Could you return, exactly as written, every line from the one containing "Decode this image" through the last line of the entries below, leaving out the pictures?

--- START ---

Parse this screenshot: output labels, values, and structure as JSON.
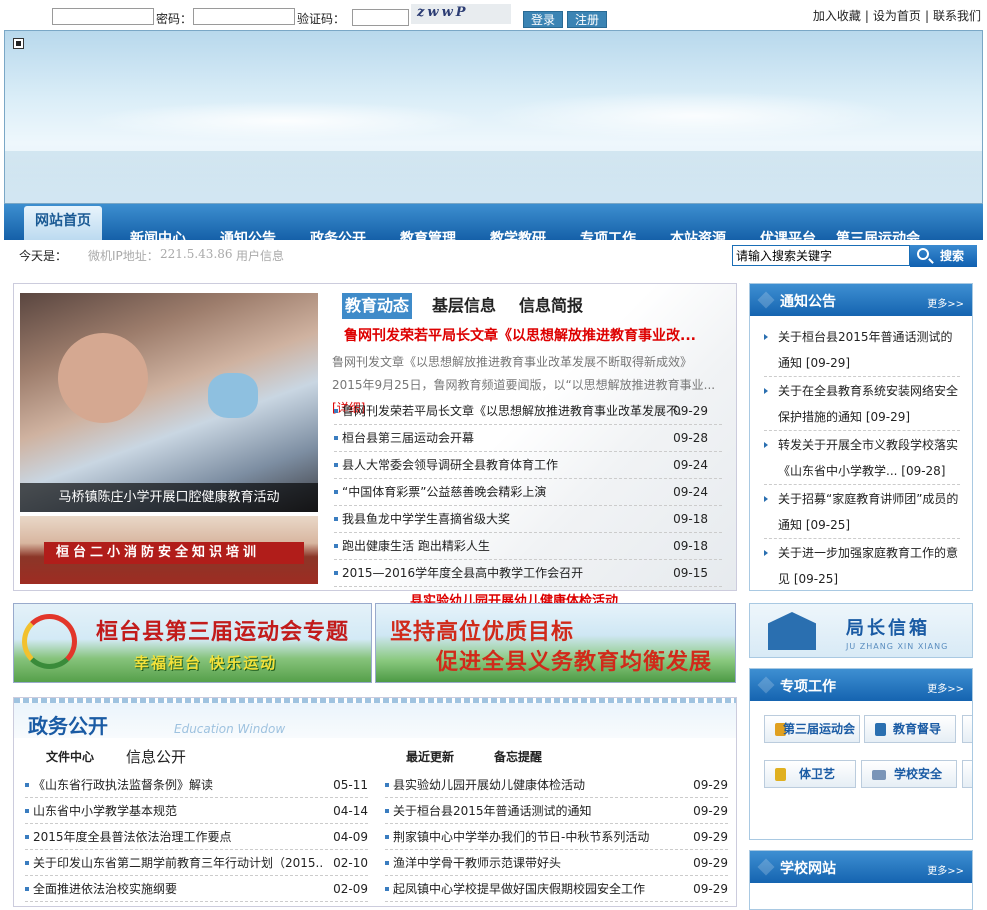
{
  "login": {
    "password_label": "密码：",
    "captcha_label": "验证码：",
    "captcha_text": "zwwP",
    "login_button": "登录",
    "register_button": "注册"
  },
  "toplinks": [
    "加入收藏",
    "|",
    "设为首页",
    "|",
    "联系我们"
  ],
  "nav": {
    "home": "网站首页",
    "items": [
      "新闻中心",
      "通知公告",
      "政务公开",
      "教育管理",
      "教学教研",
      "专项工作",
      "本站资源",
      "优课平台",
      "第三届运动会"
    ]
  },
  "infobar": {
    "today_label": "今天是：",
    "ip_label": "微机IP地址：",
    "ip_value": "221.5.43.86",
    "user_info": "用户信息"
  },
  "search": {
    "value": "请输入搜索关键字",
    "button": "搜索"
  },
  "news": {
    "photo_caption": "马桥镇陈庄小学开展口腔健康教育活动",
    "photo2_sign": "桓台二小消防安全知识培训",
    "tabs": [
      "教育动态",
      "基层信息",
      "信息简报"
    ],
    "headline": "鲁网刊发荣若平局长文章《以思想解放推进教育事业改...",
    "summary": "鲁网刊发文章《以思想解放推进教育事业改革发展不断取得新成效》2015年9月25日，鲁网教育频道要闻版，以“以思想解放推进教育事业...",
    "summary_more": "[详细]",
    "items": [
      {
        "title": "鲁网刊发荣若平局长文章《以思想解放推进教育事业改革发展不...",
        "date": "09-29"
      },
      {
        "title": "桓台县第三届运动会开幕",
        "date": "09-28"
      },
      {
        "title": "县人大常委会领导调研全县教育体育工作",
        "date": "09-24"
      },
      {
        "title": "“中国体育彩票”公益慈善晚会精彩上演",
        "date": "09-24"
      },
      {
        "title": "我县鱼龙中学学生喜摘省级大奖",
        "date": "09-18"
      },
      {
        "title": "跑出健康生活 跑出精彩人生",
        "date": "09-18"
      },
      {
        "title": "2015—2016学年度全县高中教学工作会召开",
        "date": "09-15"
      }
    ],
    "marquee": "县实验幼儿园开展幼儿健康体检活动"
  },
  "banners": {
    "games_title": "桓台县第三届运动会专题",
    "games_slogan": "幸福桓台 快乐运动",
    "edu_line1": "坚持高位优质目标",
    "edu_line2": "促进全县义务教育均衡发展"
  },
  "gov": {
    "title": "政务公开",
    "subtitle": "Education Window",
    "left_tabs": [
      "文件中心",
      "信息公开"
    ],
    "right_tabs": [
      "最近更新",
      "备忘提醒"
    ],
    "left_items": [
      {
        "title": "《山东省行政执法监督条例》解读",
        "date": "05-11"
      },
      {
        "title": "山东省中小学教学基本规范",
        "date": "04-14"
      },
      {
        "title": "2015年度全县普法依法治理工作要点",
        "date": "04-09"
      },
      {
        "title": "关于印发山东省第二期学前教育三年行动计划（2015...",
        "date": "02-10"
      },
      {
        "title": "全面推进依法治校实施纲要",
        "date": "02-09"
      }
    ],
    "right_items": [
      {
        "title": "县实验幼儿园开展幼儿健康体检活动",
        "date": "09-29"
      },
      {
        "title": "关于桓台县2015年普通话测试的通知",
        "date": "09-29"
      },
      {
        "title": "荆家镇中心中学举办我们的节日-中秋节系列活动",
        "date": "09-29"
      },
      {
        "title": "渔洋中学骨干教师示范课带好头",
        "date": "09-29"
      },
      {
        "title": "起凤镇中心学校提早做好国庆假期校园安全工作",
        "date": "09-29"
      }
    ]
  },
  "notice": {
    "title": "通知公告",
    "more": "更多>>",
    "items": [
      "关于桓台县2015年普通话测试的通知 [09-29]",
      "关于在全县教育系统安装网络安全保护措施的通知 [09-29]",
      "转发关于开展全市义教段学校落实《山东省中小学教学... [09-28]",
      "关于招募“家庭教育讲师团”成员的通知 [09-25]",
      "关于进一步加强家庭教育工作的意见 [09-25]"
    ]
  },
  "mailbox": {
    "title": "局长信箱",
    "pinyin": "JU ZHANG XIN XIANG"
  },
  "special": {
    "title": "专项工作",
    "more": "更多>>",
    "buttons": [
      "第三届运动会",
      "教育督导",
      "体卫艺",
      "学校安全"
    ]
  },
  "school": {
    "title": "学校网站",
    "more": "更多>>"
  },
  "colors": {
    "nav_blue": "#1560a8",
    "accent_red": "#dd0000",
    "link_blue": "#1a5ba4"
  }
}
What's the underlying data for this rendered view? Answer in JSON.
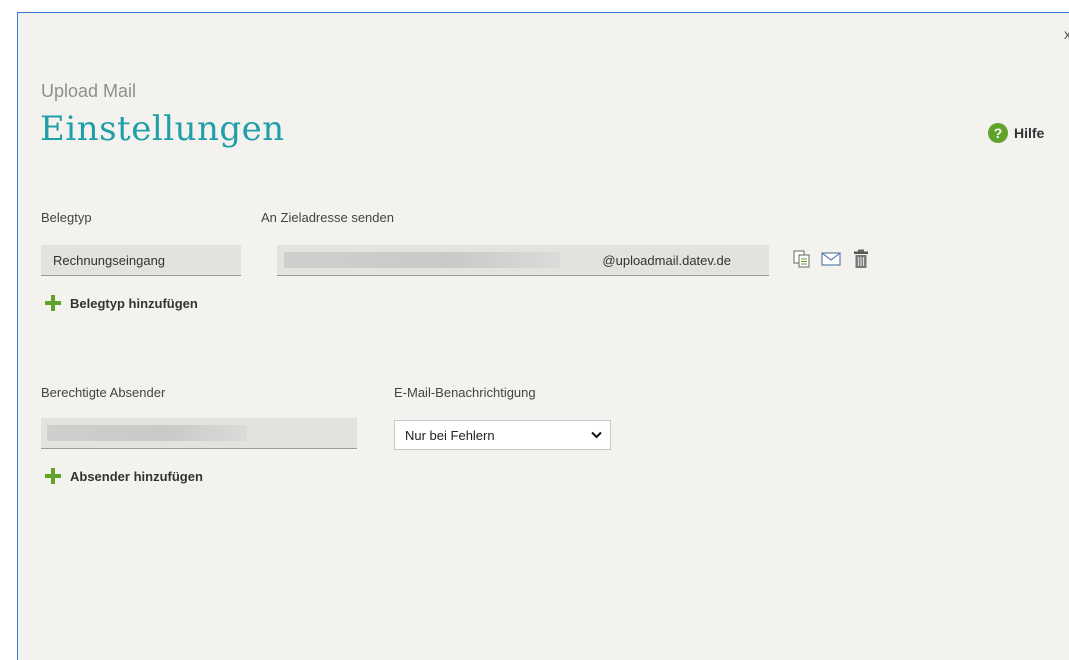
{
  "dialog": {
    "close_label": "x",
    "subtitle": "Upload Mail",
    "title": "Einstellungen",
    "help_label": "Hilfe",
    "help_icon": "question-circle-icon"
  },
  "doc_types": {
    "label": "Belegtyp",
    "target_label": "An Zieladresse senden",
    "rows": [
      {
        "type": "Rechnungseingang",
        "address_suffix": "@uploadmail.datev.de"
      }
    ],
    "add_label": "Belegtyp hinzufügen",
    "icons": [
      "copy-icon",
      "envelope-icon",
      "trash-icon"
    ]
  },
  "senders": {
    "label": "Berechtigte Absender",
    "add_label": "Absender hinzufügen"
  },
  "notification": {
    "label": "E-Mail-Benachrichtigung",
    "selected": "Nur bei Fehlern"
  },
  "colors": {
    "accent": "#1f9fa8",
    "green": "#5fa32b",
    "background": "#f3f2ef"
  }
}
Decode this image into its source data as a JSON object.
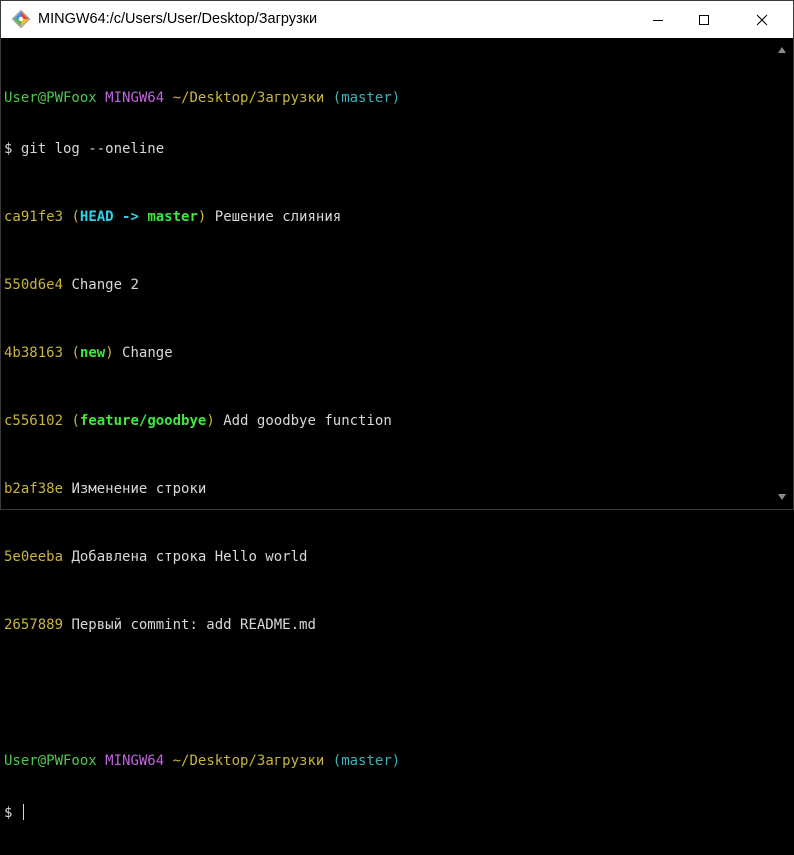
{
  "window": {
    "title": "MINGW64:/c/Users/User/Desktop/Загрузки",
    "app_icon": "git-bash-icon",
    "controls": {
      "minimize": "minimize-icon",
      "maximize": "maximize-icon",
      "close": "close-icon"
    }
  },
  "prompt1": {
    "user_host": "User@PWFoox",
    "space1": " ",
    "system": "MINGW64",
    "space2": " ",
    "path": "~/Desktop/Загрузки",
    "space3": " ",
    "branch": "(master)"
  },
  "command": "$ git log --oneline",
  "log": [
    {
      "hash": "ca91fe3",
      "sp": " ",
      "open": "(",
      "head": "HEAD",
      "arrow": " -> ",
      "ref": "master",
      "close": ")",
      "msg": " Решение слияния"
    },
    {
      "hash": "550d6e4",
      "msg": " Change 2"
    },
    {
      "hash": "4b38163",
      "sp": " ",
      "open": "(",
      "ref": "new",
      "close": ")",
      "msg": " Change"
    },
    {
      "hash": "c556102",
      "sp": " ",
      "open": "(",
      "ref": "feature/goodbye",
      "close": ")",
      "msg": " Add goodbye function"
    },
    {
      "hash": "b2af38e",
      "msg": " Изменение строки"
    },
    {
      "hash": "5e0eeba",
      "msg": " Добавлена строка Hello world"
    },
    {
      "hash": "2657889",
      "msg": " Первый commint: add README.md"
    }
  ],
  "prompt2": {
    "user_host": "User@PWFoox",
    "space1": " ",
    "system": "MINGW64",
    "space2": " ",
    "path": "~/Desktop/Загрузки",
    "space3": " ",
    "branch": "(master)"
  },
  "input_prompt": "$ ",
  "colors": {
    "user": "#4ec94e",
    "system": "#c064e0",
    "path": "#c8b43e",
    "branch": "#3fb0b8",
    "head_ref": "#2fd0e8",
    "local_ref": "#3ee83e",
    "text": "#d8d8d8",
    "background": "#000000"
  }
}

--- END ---

= TASK ANSWER =
Decode this image into its source data as a JSON object.
{
  "window": {
    "title": "MINGW64:/c/Users/User/Desktop/Загрузки",
    "app_icon": "git-bash-icon",
    "controls": {
      "minimize": "minimize-icon",
      "maximize": "maximize-icon",
      "close": "close-icon"
    }
  },
  "prompt1": {
    "user_host": "User@PWFoox",
    "space1": " ",
    "system": "MINGW64",
    "space2": " ",
    "path": "~/Desktop/Загрузки",
    "space3": " ",
    "branch": "(master)"
  },
  "command": "$ git log --oneline",
  "log": [
    {
      "hash": "ca91fe3",
      "sp": " ",
      "open": "(",
      "head": "HEAD",
      "arrow": " -> ",
      "ref": "master",
      "close": ")",
      "msg": " Решение слияния"
    },
    {
      "hash": "550d6e4",
      "msg": " Change 2"
    },
    {
      "hash": "4b38163",
      "sp": " ",
      "open": "(",
      "ref": "new",
      "close": ")",
      "msg": " Change"
    },
    {
      "hash": "c556102",
      "sp": " ",
      "open": "(",
      "ref": "feature/goodbye",
      "close": ")",
      "msg": " Add goodbye function"
    },
    {
      "hash": "b2af38e",
      "msg": " Изменение строки"
    },
    {
      "hash": "5e0eeba",
      "msg": " Добавлена строка Hello world"
    },
    {
      "hash": "2657889",
      "msg": " Первый commint: add README.md"
    }
  ],
  "prompt2": {
    "user_host": "User@PWFoox",
    "space1": " ",
    "system": "MINGW64",
    "space2": " ",
    "path": "~/Desktop/Загрузки",
    "space3": " ",
    "branch": "(master)"
  },
  "input_prompt": "$ ",
  "colors": {
    "user": "#4ec94e",
    "system": "#c064e0",
    "path": "#c8b43e",
    "branch": "#3fb0b8",
    "head_ref": "#2fd0e8",
    "local_ref": "#3ee83e",
    "text": "#d8d8d8",
    "background": "#000000"
  }
}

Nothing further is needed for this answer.